The exhibition brings over 100 major works, by Bacon together with old and modern masters who had influenced him including Velázquez, Rembrandt, Titian, Michelangelo, Rodin, Van Gogh, Picasso and Matisse. Many of these works are on loan from the Hermitage in St Petersburg and have never been seen in the UK before. It’s truly intriguing to see how the work of so many great artists, many of whom practised their art centuries before Bacon, had such a visible influence on his essentially abstract paintings.
These influential works are displayed in juxtaposition to the relevant works of Bacon. It’s an incredibly clever bit of curating and an inspired way to make Bacon’s work more accessible because, let’s face it, that many paintings by Francis Bacon could be a bit hard to digest at one go.

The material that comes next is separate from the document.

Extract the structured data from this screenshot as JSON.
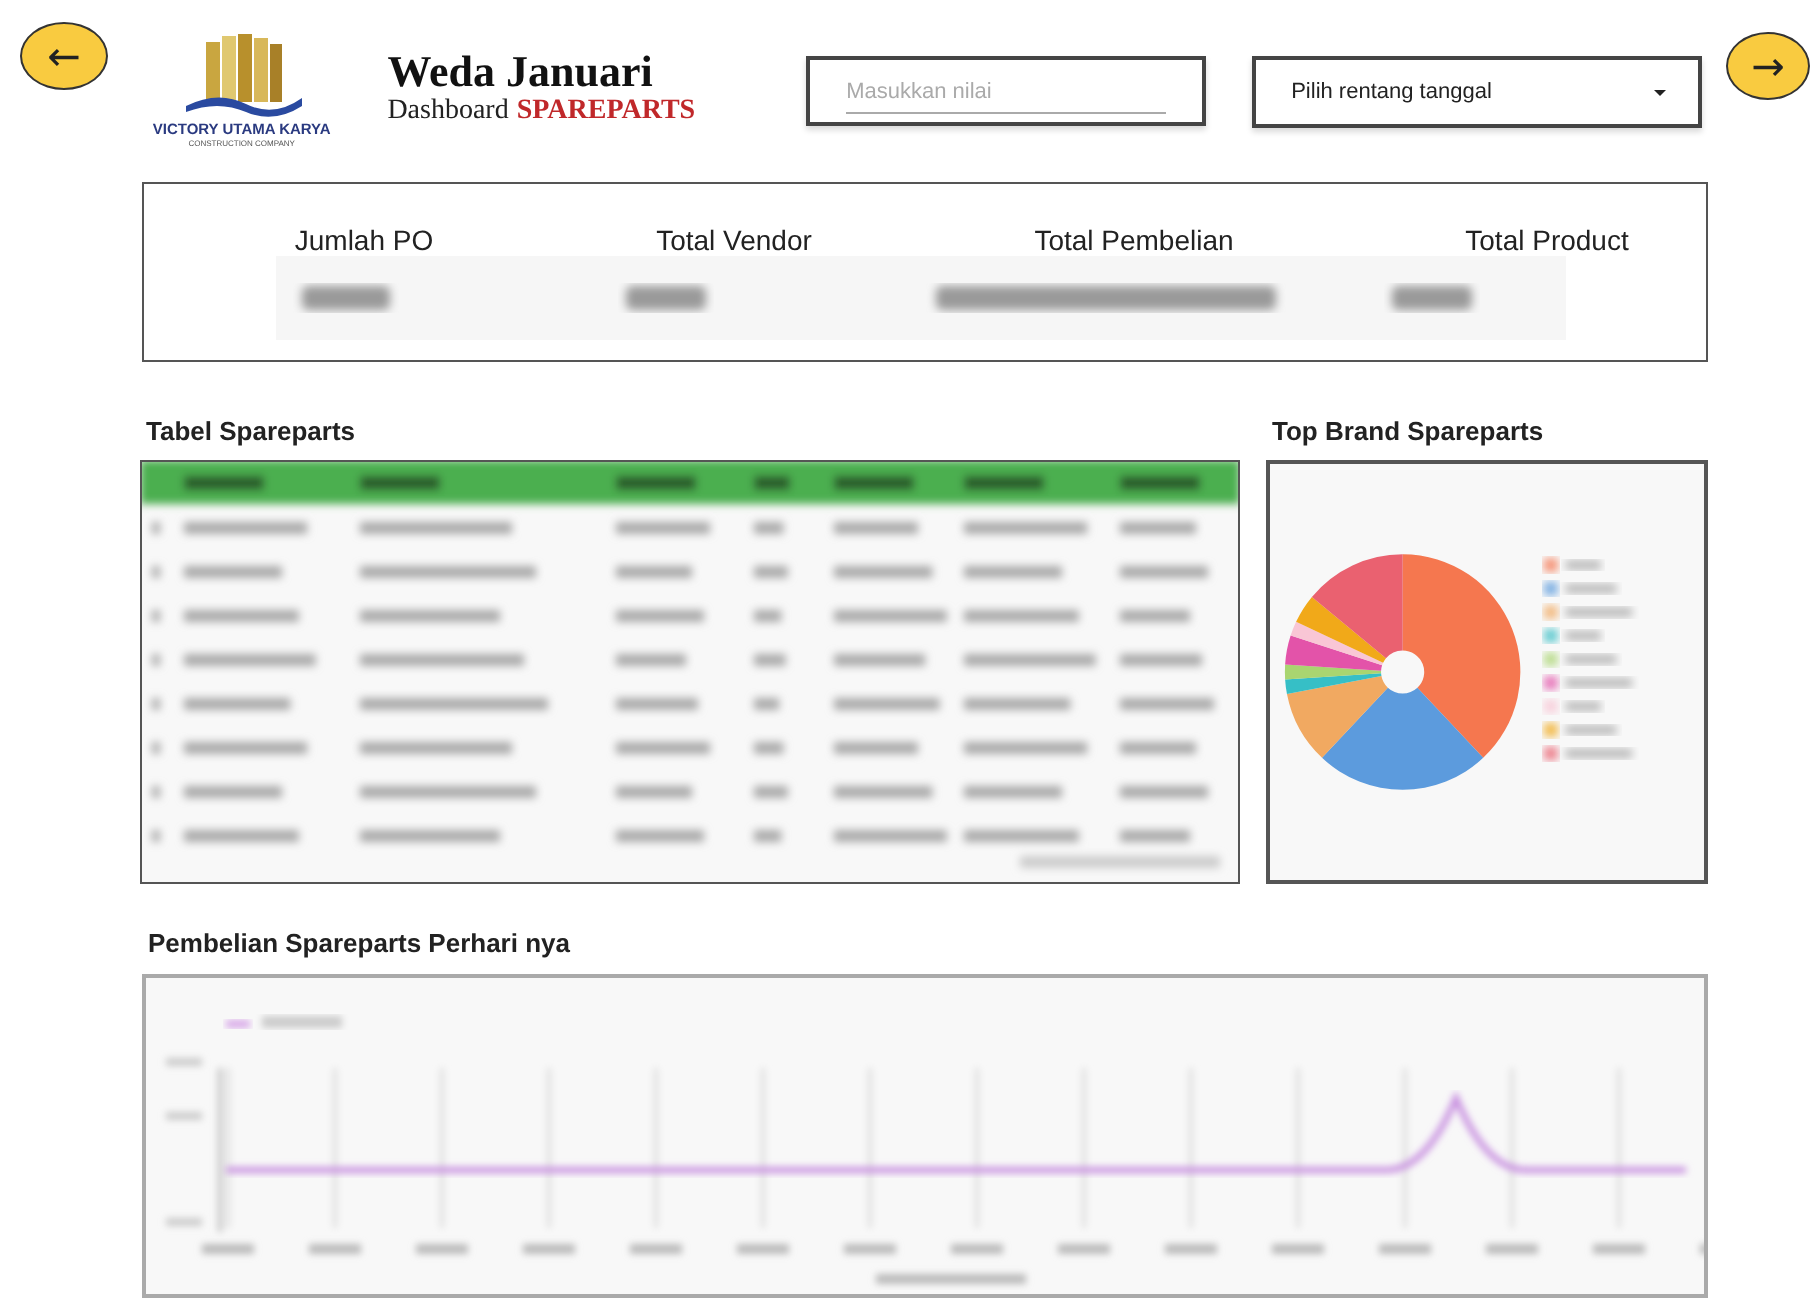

Some examples of this masterly curating include:
- The earliest work by Bacon in the show, his Crucifixion (1933) displayed opposite Alonso Cano’s Crucifixion (1601).
- A plaster cast of Michaelangelo’s Crouching Boy together with Bacon’s Two Figures in a Room (1959) and Figures in a Landscape (1956) which feature a similar pose.
Bacon’s provocative series of 53 pope portraits are based on Diego Velazquez’s Portrait of Pope Innocent X (1650) which Bacon said was “one of the greatest portraits ever made”. Make what you will of Bacon’s interpretations… they are certainly provocative and it’s no surprise that a homosexual raised a Protestant in Catholic Ireland might have some complex feelings about religion.
For me the works on loan from the Hermitage are the true stars of the show with two personal highlights:
Rembrandt’s Portrait of an Old Man. This leapt out of the candlelight in which it was probably painted and made me feel I was in the presence of a living person. Rembrandt’s style was thought to be quite rough and crude at the time when he painted. I would say it is highly realistic and speaks volumes, in this painting, about the travails of old age.
And my second favourite is Van Gogh’s Farms Near Auvers (1890) because of the marks that are so uniquely his and the soft sense of movement and naturalness of it. How wonderful to have the opportunity to see this gentle, bucolic scene through his eyes.
Sainsbury Centre for Visual Arts | http://scva.ac.uk/art-and-artists/exhibitions/francis-bacon-and-the-masters
BBC Your Paintings
The official website of the estate of Francis Bacon | www.francis-bacon.com